Learning how to carve, at least for me, was practice, and feeling it. Then adjusting adjusting adjusting. If you aren't sure if you're carving or not, go onto hardpack/ice. If you're sliding out, then you're not carving.

When you are carving correctly you can feel it in your leg, the increasing force. If you are sliding out your turn, then this force is disapated, and you don't feel it 'build' in the same way.

For me, hands down, the tip that helped me with my carving, is upper body position. If I feel my skis slipping, it's usually because my body is following my skis too much, and I'm not creating enough pressure on the downhill ski to 'lock' in the edge and let the ski perform.
Thanks! :)

Good point about sliding. What indicates my not carving for me (although how should I know) is not feeling anything on the inner leg. I suppose if you're carving you should have both legs work right?

Youtube is a good idea, I didn't think of that.

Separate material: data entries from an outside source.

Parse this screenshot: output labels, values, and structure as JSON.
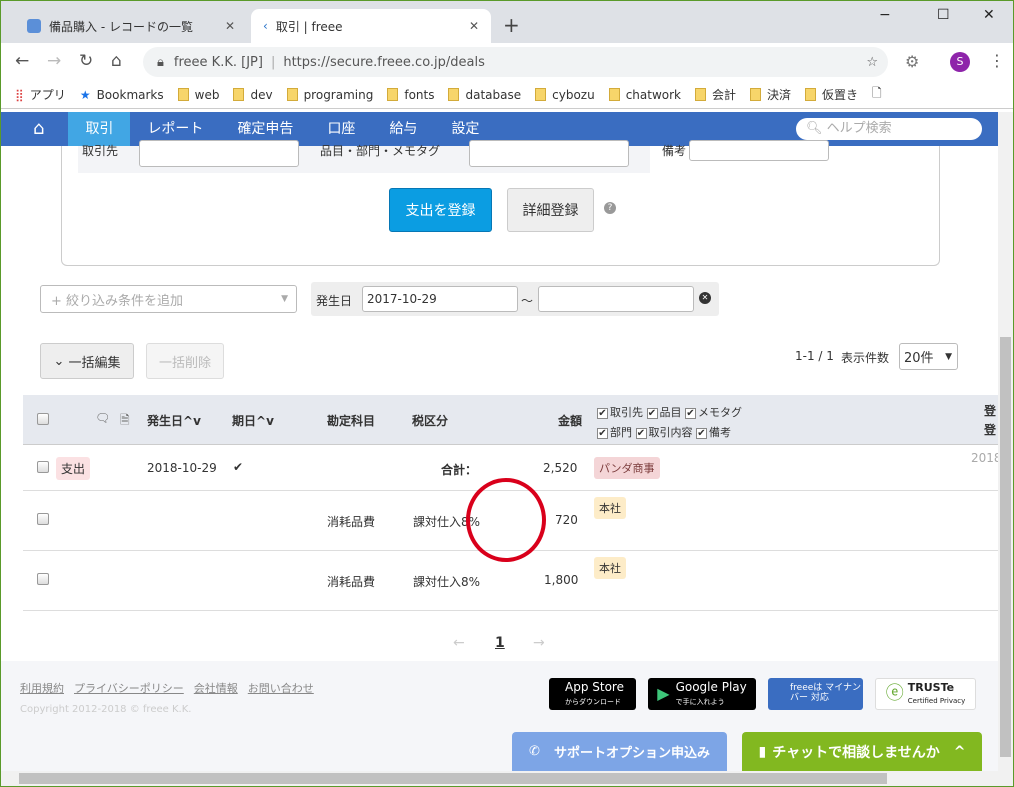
{
  "browser": {
    "tabs": [
      {
        "title": "備品購入 - レコードの一覧",
        "active": false
      },
      {
        "title": "取引 | freee",
        "active": true
      }
    ],
    "new_tab": "+",
    "window_controls": [
      "−",
      "☐",
      "✕"
    ],
    "site_identity": "freee K.K. [JP]",
    "url": "https://secure.freee.co.jp/deals",
    "profile_initial": "S",
    "bookmarks": [
      "アプリ",
      "Bookmarks",
      "web",
      "dev",
      "programing",
      "fonts",
      "database",
      "cybozu",
      "chatwork",
      "会計",
      "決済",
      "仮置き"
    ]
  },
  "nav": {
    "items": [
      "取引",
      "レポート",
      "確定申告",
      "口座",
      "給与",
      "設定"
    ],
    "active": "取引",
    "help_placeholder": "ヘルプ検索",
    "accent": "#3a6dc1"
  },
  "form": {
    "partner_label": "取引先",
    "item_label": "品目・部門・メモタグ",
    "note_label": "備考",
    "submit": "支出を登録",
    "detail": "詳細登録"
  },
  "filter": {
    "add_placeholder": "+ 絞り込み条件を追加",
    "date_label": "発生日",
    "date_from": "2017-10-29",
    "tilde": "〜",
    "date_to": ""
  },
  "actions": {
    "bulk_edit": "一括編集",
    "bulk_delete": "一括削除",
    "range": "1-1 / 1",
    "per_page_label": "表示件数",
    "per_page": "20件"
  },
  "table": {
    "headers": {
      "date": "発生日",
      "due": "期日",
      "account": "勘定科目",
      "tax": "税区分",
      "amount": "金額",
      "reg1": "登",
      "reg2": "登"
    },
    "column_toggles": [
      "取引先",
      "品目",
      "メモタグ",
      "部門",
      "取引内容",
      "備考"
    ],
    "deal": {
      "type": "支出",
      "date": "2018-10-29",
      "total_label": "合計：",
      "total": "2,520",
      "partner": "パンダ商事",
      "reg": "2018"
    },
    "lines": [
      {
        "account": "消耗品費",
        "tax": "課対仕入8%",
        "amount": "720",
        "department": "本社"
      },
      {
        "account": "消耗品費",
        "tax": "課対仕入8%",
        "amount": "1,800",
        "department": "本社"
      }
    ]
  },
  "pagination": {
    "prev": "←",
    "page": "1",
    "next": "→"
  },
  "footer": {
    "links": [
      "利用規約",
      "プライバシーポリシー",
      "会社情報",
      "お問い合わせ"
    ],
    "copyright": "Copyright 2012-2018 © freee K.K.",
    "badges": {
      "appstore": "App Store",
      "appstore_sub": "からダウンロード",
      "gplay": "Google Play",
      "gplay_sub": "で手に入れよう",
      "mynumber": "freeeは マイナンバー 対応",
      "truste": "TRUSTe",
      "truste_sub": "Certified Privacy"
    }
  },
  "support": {
    "option": "サポートオプション申込み",
    "chat": "チャットで相談しませんか"
  }
}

Although my connection is pretty awful too I guess I'll take a try :)

The best thing you can do is go and get some instruction from a pro. I just spent a week in Panorama with 4 days of level 3 ski instruction and boy did I learn a lot, and a lot about my bad habbits.

When carving, balance, body positioning, and speed are all important factors.

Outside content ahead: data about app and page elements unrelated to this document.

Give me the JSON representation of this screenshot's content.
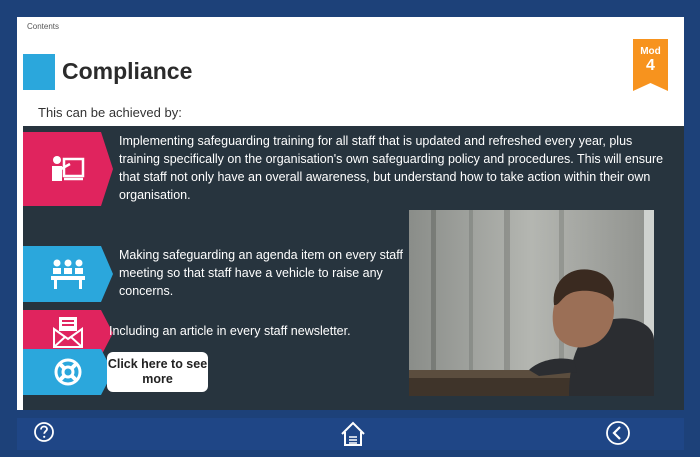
{
  "breadcrumb": "Contents",
  "page_title": "Compliance",
  "module_badge": {
    "label": "Mod",
    "number": "4"
  },
  "intro": "This can be achieved by:",
  "bullets": [
    {
      "icon": "presentation-icon",
      "text": "Implementing safeguarding training for all staff that is updated and refreshed every year, plus training specifically on the organisation's own safeguarding policy and procedures. This will ensure that staff not only have an overall awareness, but understand how to take action within their own organisation."
    },
    {
      "icon": "meeting-icon",
      "text": "Making safeguarding an agenda item on every staff meeting so that staff have a vehicle to raise any concerns."
    },
    {
      "icon": "newsletter-icon",
      "text": "Including an article in every staff newsletter."
    }
  ],
  "cta": {
    "icon": "lifebuoy-icon",
    "label": "Click here to see more"
  },
  "footer": {
    "help": "help-icon",
    "home": "home-icon",
    "back": "back-arrow-icon"
  },
  "colors": {
    "navy": "#1d4179",
    "footer": "#1f4686",
    "panel": "#27343e",
    "pink": "#e0245e",
    "blue": "#2ba7dc",
    "orange": "#f7931e"
  }
}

You should be like 90 percent on your downhill ski when carving, and just enough pressure on your uphill ski to maintain control of it and keep it tracking in line with the other one.

A ski instructor can look at all the things you are doing and tell you ways to improve your carving ability. you can only feel what you are doing, where as they can see it.

Hope this helps.
THanks!
Unfortunately I might not get an instructor any time around soon, but the advice is greatly appreciated :))
Check out www.epicski.com
click training and try to find a catagory that fits your preference. There are many professional ski instructors that hang around that site. There is also a general ski discussion forum where someone may have already asked the question or you could ask it... but you may need to register at the site.

What is your ability level? What kind of skis do you use? What kind of terrain do you prefer. Are you racing?
Thanks a lot! I'm browsing through the forums and it looks teriffic :)

I'm well intermediate probably (or rather a bit more than a beginner) - I started skiing last year, manage decent parallel turns/skidding and all the basics. My skis are Head C210 (beginner stuff) and no I'm not racing. :)
This may not be the answer you want, but I would recommend a lesson. Not by a friend but a professional ski instructor. They will quickly determine your ability while offering a refresher course. Then they can give you pointers on your technique to work on. Once you know what to work on, then you can go out and just ski while practicing what you learned. When you're ready, go back for another lesson, maybe later this year or next.
I know and maybe I will try. Just that I want to have as much theory under hand as I possibly can in case I don't get an instructor :)
Hey there~ Here's a link to a video segment on carving. It's geared toward Telemark - not sure how you slide on snow, but maybe you can glean some info from this: http://www.telemarktips.com/Lessons06_07Carving.html
Hi. Thanks!
Although I ski alpine but the video was interesting :))